Your task:
Filter the records below, keeping only lines with the string "JSON".

--- START ---

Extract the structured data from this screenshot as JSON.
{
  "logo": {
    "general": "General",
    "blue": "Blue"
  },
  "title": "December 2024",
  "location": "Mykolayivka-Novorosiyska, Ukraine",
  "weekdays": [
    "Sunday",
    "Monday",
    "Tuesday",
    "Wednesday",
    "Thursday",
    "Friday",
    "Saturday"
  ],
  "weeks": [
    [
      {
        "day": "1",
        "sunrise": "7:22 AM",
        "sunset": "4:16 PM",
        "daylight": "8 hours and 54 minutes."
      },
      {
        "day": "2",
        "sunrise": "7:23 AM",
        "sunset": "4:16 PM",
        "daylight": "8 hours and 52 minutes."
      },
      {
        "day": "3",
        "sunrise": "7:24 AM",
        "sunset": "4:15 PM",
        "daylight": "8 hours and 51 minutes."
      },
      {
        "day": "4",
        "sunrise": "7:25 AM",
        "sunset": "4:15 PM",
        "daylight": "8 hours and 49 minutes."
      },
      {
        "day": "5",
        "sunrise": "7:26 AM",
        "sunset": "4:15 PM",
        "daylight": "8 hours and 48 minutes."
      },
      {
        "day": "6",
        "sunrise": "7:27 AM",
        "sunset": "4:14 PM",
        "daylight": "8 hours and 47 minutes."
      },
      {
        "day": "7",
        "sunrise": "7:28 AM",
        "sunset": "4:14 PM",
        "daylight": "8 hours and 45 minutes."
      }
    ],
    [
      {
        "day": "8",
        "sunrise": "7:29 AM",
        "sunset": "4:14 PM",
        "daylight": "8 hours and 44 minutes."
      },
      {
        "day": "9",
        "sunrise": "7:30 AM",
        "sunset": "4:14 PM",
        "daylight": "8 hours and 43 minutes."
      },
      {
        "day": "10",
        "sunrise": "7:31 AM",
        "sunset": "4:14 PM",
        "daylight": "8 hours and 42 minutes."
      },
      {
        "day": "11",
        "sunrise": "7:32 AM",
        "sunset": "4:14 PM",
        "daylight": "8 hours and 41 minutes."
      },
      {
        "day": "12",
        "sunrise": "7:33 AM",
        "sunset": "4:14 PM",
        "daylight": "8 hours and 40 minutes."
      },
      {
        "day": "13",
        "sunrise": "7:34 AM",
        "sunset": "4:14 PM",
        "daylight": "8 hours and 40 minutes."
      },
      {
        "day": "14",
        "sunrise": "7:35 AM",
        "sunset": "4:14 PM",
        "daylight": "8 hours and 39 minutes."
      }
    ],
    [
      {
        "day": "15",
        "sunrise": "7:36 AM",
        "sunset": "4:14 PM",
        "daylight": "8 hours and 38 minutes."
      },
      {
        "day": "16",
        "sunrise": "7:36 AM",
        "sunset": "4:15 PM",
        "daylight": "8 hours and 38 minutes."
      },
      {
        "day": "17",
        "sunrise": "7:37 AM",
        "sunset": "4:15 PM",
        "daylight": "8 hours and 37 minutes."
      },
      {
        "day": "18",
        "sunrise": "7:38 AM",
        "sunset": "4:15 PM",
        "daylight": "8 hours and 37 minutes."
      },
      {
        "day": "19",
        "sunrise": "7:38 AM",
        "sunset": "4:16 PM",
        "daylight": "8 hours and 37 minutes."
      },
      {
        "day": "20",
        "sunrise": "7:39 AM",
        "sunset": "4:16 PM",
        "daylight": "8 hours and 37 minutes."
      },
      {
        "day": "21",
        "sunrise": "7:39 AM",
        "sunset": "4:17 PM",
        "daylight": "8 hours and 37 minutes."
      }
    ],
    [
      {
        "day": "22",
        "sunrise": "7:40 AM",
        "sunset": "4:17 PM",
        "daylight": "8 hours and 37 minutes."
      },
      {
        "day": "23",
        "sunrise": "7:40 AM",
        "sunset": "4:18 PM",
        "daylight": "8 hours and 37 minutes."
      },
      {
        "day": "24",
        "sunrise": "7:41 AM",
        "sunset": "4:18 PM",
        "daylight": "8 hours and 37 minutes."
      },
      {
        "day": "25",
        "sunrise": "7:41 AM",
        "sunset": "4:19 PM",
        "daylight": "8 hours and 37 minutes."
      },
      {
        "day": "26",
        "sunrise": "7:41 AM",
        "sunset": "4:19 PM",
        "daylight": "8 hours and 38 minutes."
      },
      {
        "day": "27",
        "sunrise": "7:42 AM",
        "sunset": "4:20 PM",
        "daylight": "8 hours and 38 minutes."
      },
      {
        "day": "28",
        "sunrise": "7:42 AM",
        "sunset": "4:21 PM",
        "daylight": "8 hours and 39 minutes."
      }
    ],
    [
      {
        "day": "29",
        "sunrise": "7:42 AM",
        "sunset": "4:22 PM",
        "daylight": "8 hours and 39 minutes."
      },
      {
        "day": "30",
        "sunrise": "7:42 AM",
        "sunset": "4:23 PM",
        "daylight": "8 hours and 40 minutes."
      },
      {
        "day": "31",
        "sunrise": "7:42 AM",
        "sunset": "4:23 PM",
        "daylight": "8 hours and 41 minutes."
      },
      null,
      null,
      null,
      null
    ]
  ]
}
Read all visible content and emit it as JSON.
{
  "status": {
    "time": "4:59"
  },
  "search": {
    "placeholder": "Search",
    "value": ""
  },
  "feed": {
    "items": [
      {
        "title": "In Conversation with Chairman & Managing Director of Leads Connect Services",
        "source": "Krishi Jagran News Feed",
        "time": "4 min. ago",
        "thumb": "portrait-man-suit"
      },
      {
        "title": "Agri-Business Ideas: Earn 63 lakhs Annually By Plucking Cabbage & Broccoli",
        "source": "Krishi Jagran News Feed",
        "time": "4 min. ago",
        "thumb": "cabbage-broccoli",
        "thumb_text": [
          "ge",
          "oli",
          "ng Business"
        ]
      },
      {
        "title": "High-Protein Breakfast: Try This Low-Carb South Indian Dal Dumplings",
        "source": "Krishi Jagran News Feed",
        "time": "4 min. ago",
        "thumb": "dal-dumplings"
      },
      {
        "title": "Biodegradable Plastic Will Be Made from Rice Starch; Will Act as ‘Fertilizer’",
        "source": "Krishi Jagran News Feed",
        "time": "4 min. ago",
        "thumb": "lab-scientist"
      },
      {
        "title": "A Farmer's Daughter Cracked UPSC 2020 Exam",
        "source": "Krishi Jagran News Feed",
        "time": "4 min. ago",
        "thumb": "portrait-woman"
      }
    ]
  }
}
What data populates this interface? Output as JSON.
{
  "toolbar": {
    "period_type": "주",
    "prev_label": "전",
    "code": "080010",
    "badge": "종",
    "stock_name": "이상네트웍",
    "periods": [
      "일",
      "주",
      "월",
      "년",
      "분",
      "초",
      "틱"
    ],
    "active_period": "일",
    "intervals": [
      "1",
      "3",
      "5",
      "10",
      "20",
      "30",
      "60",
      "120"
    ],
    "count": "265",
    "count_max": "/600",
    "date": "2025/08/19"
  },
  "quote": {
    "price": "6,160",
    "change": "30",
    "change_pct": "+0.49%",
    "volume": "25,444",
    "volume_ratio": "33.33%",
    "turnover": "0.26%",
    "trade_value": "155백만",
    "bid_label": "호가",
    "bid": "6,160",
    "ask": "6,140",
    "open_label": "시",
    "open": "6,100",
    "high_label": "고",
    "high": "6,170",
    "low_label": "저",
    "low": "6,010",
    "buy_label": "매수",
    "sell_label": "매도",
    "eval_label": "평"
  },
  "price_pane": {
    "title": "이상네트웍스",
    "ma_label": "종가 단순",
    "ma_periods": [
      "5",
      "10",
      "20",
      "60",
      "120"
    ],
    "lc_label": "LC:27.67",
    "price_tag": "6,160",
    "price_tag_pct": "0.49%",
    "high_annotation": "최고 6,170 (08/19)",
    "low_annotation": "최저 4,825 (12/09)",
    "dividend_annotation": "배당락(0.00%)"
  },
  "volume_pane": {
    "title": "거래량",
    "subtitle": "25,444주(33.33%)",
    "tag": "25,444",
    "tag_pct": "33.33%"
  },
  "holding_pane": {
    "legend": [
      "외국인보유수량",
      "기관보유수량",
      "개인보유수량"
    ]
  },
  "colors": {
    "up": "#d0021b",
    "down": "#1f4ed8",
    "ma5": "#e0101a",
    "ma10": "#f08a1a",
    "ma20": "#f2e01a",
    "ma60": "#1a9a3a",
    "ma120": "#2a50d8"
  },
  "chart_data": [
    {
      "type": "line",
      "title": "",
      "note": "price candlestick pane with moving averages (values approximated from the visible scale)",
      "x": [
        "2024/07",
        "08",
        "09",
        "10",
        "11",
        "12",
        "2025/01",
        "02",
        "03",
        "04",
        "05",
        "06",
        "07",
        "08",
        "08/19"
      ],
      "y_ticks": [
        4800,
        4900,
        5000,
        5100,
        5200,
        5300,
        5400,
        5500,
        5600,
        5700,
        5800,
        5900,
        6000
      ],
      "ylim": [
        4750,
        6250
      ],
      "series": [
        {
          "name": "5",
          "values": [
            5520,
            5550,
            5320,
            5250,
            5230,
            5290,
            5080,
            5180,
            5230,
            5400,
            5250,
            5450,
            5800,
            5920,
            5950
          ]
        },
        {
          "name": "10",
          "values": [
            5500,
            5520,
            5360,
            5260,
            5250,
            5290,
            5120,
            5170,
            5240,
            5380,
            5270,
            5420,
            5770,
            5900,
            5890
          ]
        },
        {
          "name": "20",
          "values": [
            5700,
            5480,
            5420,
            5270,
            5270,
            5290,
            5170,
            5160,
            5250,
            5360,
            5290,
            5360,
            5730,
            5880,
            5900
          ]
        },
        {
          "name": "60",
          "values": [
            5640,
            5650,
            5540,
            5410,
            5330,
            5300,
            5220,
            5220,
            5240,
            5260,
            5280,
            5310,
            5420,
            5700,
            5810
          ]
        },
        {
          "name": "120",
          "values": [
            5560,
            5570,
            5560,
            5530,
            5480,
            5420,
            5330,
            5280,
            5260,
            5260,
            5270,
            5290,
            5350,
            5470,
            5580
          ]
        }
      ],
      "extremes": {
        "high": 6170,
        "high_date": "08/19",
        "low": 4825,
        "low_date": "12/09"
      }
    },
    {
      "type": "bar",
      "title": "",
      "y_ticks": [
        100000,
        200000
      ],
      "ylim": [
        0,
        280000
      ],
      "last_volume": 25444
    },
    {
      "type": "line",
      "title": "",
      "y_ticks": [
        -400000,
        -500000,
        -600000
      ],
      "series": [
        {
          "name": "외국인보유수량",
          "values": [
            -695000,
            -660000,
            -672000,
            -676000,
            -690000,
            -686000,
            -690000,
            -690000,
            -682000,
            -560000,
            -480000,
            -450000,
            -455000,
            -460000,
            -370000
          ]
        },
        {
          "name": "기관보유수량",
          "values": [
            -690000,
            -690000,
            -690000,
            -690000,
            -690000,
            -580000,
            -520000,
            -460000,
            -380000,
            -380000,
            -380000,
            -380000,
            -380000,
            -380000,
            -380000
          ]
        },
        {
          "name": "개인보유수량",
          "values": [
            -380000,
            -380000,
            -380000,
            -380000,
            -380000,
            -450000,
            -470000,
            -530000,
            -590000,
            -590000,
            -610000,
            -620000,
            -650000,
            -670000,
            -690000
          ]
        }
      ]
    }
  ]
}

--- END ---

Result of the task:
Extract the structured data from this screenshot as JSON.
Read all visible content and emit it as JSON.
What data populates this interface? Output as JSON.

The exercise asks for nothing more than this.